How about a thought experiment? Let’s imagine you are a college admissions officer at UCLA. You have two files in your hand: (1) a senior from Phillips Exeter, 4.6 GPA, valedictorian, President of the student body, maybe a team captain, CEO of whatever non-profit organization the student has created to purify water for the developing world, and (2) a senior from West Hills High School, 4.75 GPA, valedictorian, President of the student body, AP Scholar and the star athlete. They both took the SAT. The kid from Phillips Exeter got a 1400; the one from West Hills got a 1550. That last data point makes the choice difficult, at least ostensibly. Multiply that choice by tens of thousands of applicants, and it gets even harder. But at this point, if you’re the kid from West Hills, you still have a fighting chance.
Now, take the exam away. Then add an additional 40,000 applications. The choice doesn’t get harder. It gets easier. And if you’re the West Hills kid (or any student from a middle class home), not in the way that bodes well for you. “This West Hills student is impressive,” you might say to yourself. “But this Exeter kid just did more. The West Hills senior had a better GPA, but that high school definitely wasn’t as challenging as one of the best preparatory schools in the country, right?” When you remove puzzle pieces, you make the picture harder to discern. Consequently, the harder it is for an admission officer to see what makes you a good fit, the less likely you will be seen as one. This is not even to mention students who face significant hardships over the course of their lives. Removing a critical data point from the analysis puts such students at comparative disadvantage.
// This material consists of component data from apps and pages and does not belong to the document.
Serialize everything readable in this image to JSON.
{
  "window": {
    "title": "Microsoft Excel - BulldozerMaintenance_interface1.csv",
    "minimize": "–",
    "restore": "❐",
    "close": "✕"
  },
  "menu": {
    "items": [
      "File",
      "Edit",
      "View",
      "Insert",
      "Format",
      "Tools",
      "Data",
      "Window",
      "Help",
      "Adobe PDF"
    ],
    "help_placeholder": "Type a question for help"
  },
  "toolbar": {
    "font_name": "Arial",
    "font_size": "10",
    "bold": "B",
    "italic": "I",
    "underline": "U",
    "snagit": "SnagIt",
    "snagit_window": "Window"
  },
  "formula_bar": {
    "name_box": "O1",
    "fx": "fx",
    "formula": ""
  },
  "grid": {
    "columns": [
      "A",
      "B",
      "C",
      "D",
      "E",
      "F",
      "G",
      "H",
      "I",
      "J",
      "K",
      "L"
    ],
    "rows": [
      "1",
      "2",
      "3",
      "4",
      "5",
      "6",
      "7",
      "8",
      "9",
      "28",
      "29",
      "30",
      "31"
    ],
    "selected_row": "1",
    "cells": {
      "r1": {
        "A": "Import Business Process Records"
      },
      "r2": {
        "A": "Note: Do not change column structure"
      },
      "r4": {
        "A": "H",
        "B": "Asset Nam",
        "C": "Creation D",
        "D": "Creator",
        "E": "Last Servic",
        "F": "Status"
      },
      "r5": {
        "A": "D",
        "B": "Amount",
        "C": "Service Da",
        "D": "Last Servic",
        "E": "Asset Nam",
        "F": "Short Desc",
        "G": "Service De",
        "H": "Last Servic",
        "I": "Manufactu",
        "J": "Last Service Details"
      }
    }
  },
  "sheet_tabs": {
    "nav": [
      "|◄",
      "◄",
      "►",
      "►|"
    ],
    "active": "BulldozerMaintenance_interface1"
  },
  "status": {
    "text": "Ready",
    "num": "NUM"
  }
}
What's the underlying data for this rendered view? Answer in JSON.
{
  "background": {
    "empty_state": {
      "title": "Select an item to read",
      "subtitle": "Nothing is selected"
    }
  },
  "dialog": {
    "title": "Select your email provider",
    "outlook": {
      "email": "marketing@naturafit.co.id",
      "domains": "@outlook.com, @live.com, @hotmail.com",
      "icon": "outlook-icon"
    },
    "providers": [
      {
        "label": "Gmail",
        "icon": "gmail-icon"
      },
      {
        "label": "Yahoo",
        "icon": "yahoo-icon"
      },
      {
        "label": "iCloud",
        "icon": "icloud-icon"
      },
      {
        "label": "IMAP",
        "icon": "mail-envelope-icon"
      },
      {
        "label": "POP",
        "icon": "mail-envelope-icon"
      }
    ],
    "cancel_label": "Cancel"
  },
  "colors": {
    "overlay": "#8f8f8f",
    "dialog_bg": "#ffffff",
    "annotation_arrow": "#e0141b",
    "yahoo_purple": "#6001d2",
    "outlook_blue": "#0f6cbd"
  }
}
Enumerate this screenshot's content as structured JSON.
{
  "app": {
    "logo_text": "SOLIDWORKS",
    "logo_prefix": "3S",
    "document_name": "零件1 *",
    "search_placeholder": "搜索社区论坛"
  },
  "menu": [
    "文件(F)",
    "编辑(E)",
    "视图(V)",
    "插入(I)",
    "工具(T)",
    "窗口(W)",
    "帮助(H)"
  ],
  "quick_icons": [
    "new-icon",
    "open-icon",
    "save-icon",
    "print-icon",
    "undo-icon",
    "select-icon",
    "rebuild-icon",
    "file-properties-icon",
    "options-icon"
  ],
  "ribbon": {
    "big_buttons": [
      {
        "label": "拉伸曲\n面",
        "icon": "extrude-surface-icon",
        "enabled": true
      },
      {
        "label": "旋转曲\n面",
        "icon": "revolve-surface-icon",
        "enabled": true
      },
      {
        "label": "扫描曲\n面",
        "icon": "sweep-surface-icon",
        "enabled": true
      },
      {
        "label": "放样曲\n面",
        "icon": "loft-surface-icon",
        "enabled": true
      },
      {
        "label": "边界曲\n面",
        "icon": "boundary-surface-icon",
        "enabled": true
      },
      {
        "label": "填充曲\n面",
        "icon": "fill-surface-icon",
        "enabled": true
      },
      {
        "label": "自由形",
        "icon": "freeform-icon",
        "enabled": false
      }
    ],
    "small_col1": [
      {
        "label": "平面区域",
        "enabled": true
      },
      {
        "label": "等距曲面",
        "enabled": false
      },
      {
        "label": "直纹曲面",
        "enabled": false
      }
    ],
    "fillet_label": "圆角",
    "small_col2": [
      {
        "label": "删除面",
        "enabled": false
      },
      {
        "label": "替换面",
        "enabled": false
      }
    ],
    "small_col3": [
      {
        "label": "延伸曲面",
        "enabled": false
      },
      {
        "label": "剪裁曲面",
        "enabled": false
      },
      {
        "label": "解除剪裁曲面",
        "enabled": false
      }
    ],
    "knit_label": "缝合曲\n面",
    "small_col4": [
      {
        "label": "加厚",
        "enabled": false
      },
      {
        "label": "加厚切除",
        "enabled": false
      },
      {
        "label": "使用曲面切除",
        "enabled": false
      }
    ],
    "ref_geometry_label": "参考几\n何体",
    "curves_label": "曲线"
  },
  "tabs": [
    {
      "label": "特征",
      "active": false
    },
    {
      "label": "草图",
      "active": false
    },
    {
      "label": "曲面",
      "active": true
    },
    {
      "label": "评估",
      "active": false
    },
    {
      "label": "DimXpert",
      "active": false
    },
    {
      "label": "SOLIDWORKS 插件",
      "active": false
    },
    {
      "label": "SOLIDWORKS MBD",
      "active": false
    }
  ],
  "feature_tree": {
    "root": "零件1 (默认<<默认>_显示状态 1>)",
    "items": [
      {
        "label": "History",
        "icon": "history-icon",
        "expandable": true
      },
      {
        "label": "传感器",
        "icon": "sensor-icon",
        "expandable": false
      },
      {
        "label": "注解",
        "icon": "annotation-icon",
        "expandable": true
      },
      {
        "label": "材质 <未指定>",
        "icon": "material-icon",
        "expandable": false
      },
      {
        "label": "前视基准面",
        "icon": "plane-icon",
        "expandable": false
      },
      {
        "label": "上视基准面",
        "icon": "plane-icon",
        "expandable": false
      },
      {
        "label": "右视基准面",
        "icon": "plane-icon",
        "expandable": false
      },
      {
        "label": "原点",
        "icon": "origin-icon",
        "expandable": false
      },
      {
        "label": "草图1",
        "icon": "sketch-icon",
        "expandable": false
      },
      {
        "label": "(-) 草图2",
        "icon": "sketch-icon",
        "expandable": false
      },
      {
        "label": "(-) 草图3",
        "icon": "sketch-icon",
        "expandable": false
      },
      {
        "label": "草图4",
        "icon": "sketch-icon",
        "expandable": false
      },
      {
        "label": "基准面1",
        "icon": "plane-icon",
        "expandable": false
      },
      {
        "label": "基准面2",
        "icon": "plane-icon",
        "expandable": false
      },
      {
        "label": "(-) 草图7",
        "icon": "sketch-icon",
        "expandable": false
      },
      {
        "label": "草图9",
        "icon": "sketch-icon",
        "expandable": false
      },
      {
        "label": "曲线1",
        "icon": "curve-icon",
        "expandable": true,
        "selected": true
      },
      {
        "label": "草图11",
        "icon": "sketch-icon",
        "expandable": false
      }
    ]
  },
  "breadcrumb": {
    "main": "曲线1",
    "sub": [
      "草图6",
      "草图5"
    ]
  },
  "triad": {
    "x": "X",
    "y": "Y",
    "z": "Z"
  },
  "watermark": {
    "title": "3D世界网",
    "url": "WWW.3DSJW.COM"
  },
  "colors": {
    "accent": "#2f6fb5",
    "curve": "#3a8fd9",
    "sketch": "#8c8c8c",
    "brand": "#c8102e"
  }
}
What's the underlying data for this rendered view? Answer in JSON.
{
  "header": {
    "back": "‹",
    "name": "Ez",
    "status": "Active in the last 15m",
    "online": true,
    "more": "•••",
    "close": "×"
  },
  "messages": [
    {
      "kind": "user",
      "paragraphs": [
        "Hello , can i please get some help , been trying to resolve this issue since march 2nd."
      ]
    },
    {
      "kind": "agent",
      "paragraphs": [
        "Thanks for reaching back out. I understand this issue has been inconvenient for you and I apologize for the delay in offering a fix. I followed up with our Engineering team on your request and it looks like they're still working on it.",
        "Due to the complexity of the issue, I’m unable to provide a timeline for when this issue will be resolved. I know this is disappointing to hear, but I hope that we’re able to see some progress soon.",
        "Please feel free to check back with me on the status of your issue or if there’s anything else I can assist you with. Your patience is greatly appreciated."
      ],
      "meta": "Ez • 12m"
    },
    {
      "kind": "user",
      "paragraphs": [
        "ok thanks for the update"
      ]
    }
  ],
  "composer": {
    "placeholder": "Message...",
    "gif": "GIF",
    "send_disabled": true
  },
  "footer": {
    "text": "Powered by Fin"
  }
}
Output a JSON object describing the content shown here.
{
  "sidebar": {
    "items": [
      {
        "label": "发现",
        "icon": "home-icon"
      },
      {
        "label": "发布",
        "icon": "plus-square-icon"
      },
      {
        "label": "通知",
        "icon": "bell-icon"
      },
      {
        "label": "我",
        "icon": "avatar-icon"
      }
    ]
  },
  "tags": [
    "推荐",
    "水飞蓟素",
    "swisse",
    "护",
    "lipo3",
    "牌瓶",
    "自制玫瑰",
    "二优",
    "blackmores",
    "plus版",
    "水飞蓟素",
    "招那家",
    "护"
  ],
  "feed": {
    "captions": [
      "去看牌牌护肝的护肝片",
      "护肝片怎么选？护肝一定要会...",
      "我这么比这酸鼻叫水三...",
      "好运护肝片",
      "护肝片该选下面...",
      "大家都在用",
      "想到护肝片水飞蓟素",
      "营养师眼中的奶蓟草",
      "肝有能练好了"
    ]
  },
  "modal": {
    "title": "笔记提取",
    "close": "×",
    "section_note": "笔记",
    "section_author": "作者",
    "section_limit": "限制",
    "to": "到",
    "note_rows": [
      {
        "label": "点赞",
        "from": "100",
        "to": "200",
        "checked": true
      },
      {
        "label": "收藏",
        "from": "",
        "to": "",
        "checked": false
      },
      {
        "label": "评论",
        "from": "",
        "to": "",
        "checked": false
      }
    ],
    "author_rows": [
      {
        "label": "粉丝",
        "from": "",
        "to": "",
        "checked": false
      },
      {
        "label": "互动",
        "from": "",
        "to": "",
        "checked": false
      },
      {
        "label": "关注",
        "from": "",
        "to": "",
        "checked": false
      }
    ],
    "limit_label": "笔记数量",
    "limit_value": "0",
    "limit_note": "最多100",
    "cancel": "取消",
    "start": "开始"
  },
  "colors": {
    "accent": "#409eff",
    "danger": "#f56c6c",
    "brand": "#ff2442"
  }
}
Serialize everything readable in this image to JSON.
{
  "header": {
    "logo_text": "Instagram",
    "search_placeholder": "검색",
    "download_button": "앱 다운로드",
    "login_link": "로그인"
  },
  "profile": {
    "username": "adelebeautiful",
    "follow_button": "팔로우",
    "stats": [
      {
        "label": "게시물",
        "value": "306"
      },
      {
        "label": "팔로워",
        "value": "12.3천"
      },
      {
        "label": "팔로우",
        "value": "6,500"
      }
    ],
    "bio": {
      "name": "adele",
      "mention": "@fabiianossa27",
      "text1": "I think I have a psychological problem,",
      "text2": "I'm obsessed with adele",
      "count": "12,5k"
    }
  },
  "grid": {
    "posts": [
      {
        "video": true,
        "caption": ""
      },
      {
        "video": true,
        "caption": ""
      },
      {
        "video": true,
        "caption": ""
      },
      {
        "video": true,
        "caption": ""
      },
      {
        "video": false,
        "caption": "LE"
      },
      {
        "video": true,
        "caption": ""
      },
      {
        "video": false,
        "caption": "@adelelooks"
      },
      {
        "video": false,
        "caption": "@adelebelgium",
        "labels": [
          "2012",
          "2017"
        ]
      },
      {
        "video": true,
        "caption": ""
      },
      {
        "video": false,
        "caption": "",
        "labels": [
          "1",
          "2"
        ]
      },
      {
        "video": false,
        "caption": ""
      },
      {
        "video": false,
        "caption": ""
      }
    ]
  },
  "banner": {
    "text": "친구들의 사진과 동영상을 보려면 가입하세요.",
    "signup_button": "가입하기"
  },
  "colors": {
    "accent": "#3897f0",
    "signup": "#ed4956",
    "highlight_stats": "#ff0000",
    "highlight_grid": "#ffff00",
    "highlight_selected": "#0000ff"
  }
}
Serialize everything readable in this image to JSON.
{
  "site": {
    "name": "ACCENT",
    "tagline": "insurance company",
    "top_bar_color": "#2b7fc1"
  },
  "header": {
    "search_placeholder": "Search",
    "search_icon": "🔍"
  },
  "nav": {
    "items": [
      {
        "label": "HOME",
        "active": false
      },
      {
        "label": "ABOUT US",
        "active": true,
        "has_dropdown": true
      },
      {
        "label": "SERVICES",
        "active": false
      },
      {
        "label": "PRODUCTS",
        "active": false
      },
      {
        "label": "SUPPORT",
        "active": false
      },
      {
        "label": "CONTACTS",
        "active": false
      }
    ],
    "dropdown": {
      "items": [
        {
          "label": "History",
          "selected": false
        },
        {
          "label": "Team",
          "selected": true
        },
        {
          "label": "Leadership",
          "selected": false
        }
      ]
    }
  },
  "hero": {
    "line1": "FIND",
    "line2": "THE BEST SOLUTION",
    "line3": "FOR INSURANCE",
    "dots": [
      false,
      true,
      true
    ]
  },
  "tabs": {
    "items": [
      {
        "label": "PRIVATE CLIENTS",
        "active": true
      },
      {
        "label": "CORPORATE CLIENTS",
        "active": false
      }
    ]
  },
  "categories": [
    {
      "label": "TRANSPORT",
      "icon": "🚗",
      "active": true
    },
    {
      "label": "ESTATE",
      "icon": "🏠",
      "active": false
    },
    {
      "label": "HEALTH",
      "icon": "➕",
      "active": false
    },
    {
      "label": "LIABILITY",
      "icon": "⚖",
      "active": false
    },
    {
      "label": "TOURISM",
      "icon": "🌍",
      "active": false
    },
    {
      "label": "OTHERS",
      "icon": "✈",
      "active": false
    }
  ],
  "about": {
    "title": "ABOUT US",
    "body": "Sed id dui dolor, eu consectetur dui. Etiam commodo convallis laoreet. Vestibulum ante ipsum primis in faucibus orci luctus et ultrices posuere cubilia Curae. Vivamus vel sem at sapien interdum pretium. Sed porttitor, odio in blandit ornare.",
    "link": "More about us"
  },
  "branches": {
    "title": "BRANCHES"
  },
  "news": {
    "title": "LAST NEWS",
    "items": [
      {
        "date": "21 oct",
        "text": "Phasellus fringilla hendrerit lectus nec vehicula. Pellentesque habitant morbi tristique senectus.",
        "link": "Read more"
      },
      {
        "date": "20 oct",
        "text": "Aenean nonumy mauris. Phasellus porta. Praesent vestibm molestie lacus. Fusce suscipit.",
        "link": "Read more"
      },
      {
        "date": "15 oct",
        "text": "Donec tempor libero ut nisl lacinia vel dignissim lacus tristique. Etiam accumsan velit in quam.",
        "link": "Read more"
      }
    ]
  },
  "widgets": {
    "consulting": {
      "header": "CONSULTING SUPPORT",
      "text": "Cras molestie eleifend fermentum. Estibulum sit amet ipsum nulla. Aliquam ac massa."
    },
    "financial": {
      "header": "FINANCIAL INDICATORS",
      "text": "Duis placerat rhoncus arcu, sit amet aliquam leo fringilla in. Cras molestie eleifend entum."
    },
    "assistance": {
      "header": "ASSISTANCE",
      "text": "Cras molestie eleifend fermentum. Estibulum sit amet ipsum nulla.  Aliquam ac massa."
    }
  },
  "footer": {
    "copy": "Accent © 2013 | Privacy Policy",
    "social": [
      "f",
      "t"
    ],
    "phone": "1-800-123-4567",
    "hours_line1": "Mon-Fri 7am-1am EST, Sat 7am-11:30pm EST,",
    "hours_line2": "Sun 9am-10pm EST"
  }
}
Eliminating the SAT does more than eliminate a crucial weapon students have in the admissions process. It would make financial resources all the more important: more tutoring, more extracurricular opportunities, even something as critical as consultant advice on college application. In each case, students with hardships, or even middle class students, are just out of luck. It would obscure our ability to measure the quality of education around the country. The test reveals unfairness. One of the common criticisms of the exam is that it is structurally unfair, but that isn’t exactly true. The test isn’t unfair. Life is unfair, in some areas, dramatically so; and the exam measures the results. Doing away with this metric may be a profound symbolic gesture of eradicating structurally unjust metrics, but it will do very little in making education more equal. Indeed, it may make seeing educational inequality near impossible, to the detriment of the students we are ostensibly trying to help.
There is a saying that NFL scouts commonly use when asked what they are looking for in prospective players: “we’ll know it when we see it.” That’s what the “holistic” approach means. It implies engaging in a balancing act when the scales are already tipped against you. Without the SAT, that may be what college admissions counselors are left saying. We might be surprised at the unhappy outcome it creates, at least when you come from the middle classes. There are already a million and one data points that won’t be in your favor. We should think twice before removing one that might be.